I discovered, first hand, that a knitting shop holds more than just yarn and supplies. It holds relationships and projects underway as well as dilemmas and holes in socks. It offers techniques to fix unraveled seams and solutions for stubborn knots, both in yarn and in life. Even in the tree lined suburbs of America, where opportunity abounds, there is still a need for the supportive fabric that emerges when people gather together. It preserves the oldest roadmap of time—the stories of others as a compass for all.
When I first learned about the BlinkNow Women’s Center I was excited about the opportunity for women to learn skills that would empower them to make a living and help support their families. Trainers at the Center show women how to weave and use sewing machines, how to tailor clothes, how to read and write. And, it has grown to be so much more. Women are learning not only job skills but also about using micro-loans to start small businesses, their own human rights and caring for the health of themselves and their families. A visiting nurse at the Center identified help for a prolapsed uterus and a female attorney gave a workshop on the rights of women. In a culture where many women still consider beatings from their husband as an acceptable way of life, coming together to share their burdens and learn from one another has been invaluable. Once again, handcrafts have proven to be a gateway to empowerment.

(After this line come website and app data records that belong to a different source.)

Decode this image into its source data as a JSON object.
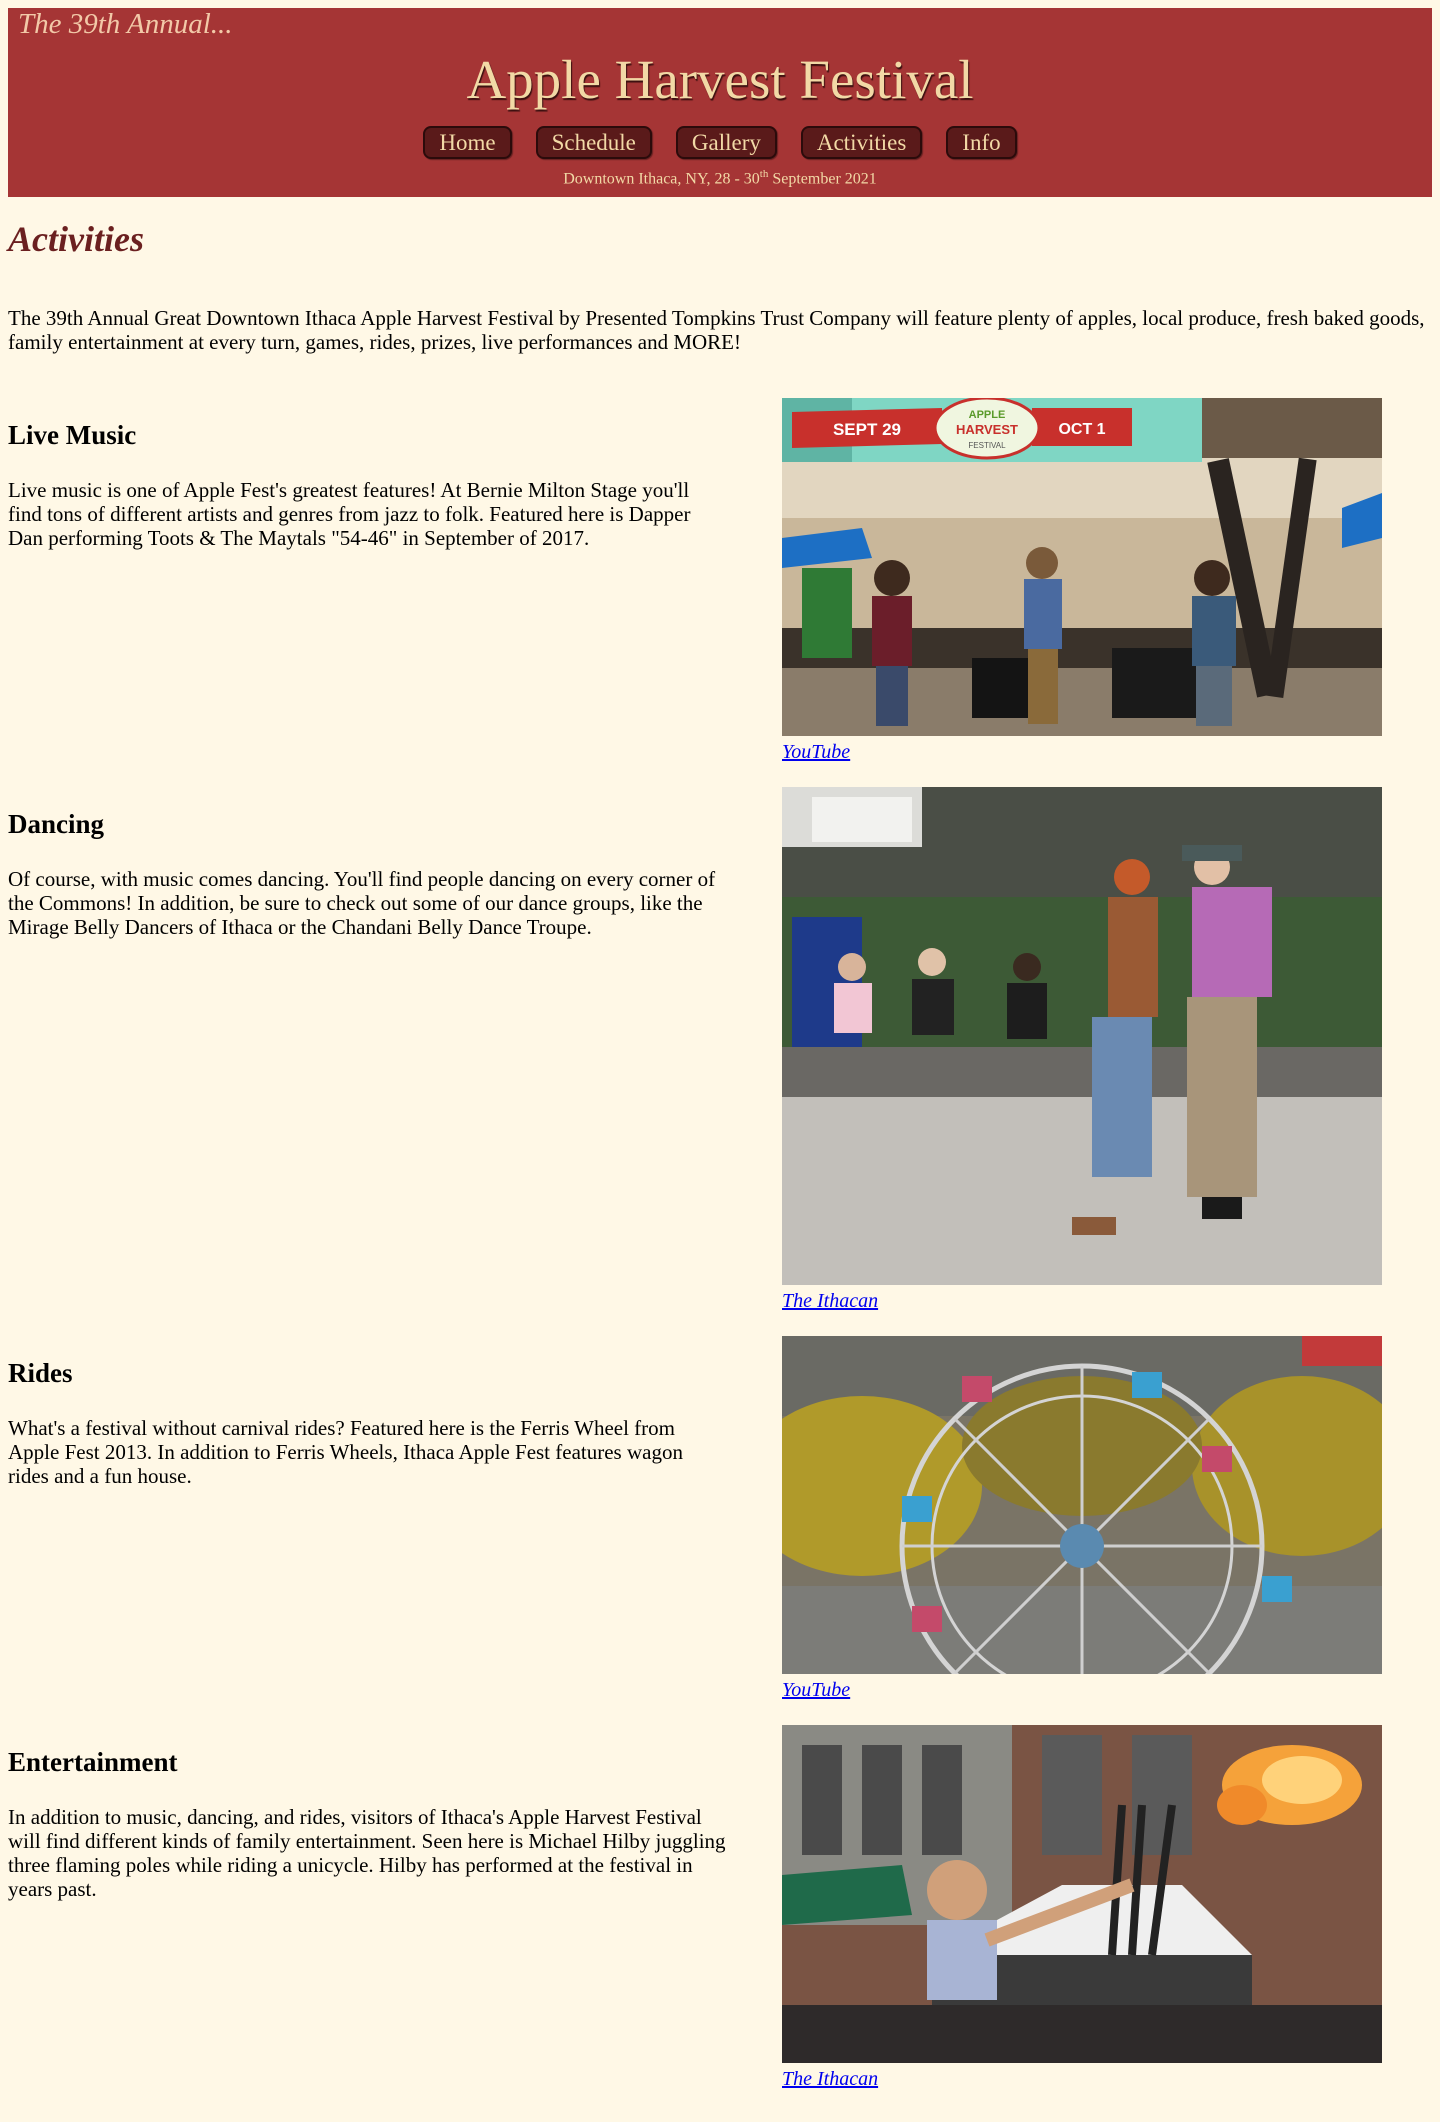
{
  "header": {
    "tagline": "The 39th Annual...",
    "title": "Apple Harvest Festival",
    "nav": [
      "Home",
      "Schedule",
      "Gallery",
      "Activities",
      "Info"
    ],
    "dateline_prefix": "Downtown Ithaca, NY, 28 - 30",
    "dateline_sup": "th",
    "dateline_suffix": " September 2021"
  },
  "page_title": "Activities",
  "intro": "The 39th Annual Great Downtown Ithaca Apple Harvest Festival by Presented Tompkins Trust Company will feature plenty of apples, local produce, fresh baked goods, family entertainment at every turn, games, rides, prizes, live performances and MORE!",
  "sections": [
    {
      "heading": "Live Music",
      "text": "Live music is one of Apple Fest's greatest features! At Bernie Milton Stage you'll find tons of different artists and genres from jazz to folk. Featured here is Dapper Dan performing Toots & The Maytals \"54-46\" in September of 2017.",
      "credit": "YouTube",
      "banner": {
        "left": "SEPT 29",
        "right": "OCT 1",
        "center1": "APPLE",
        "center2": "HARVEST",
        "center3": "FESTIVAL"
      }
    },
    {
      "heading": "Dancing",
      "text": "Of course, with music comes dancing. You'll find people dancing on every corner of the Commons! In addition, be sure to check out some of our dance groups, like the Mirage Belly Dancers of Ithaca or the Chandani Belly Dance Troupe.",
      "credit": "The Ithacan"
    },
    {
      "heading": "Rides",
      "text": "What's a festival without carnival rides? Featured here is the Ferris Wheel from Apple Fest 2013. In addition to Ferris Wheels, Ithaca Apple Fest features wagon rides and a fun house.",
      "credit": "YouTube"
    },
    {
      "heading": "Entertainment",
      "text": "In addition to music, dancing, and rides, visitors of Ithaca's Apple Harvest Festival will find different kinds of family entertainment. Seen here is Michael Hilby juggling three flaming poles while riding a unicycle. Hilby has performed at the festival in years past.",
      "credit": "The Ithacan"
    }
  ],
  "colors": {
    "background": "#fff8e6",
    "header": "#a53535",
    "nav_button": "#5a1a1a",
    "heading": "#6b2020",
    "link": "#0000ee"
  }
}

My experience as a knitting shop owner, years ago, was transformative in my understanding of the value of connection in communities, of the value of a space that gives people the luxury of time together. Indeed, for many women in Nepal, time together is a luxury. Textile arts provide the perfect conduit. The idea to have a Knitathon to support the Women’s Center was rooted in this knowledge, the understanding that using our hands to create is universal. It connects everyone.
We held our first two Knitathons at a local community center in Mendham, New Jersey. We invited knitters as well as people who wanted to learn to knit. We invited people to come and work on projects of their own or to take part in other handcrafted activities—such as card making, felting ornaments and weaving. Local knitters volunteered their time to teach and all money raised was donated toward equipment for the women in Nepal. They purchased looms, sewing machines and materials. Our most recent Knitathon was held at a local knitting shop, Rows of Purl in Chester, NJ. Karen Bailey designed a cowl for the event to symbolize the efforts.
Funds that were raised this year will help sponsor the training of several women and the educational costs of hiring teachers.
Our little New Jersey Knitathon embodied what I believe to be an important core of BlinkNow Women’s Center. Any collection of people, engaged in a mutual task, provides a home for stories to be shared and told, a place where someone’s experience informs a dilemma of someone else. The knowledge grows and expands far beyond the original row of stitches on a loom, a shawl becomes a testament to a helping hand. Friendship transforms the experience of the day, and the work. I have seen up close how struggles crawl out of hiding in little safe spaces of groups. The strength and knowledge of someone else offers up a lantern in the dark, and a next step, once invisible, suddenly can be seen.
It was the story of one person that brought Maggie to Surkhet. Maggie met Sunita during her gap year with LEAPNOW. They became friends. Sunita told Maggie about Nepal’s civil war, of why she left her homeland to find work. Maggie wanted to learn more, so Sunita led her on a journey to her home. They rode on buses through narrow twisting paths. They walked for days over mountains. I am sure that neither of them could have known how many life stories would be altered by the fateful circumstance of their friendship, by the compass of one and the curiosity of another.
Stories need a place to land, where time allows their telling. The Women’s Center is both a haven and a change agent, a point on a map where a long-established route is reconsidered. I imagine a woman saying, “let me give you a hand.” Maybe it is to get a shawl off a loom, or maybe it is to find a solution to stop her young child’s marriage. Maybe it is to just lend an ear and an open heart. Stories should be told and stories should be heard.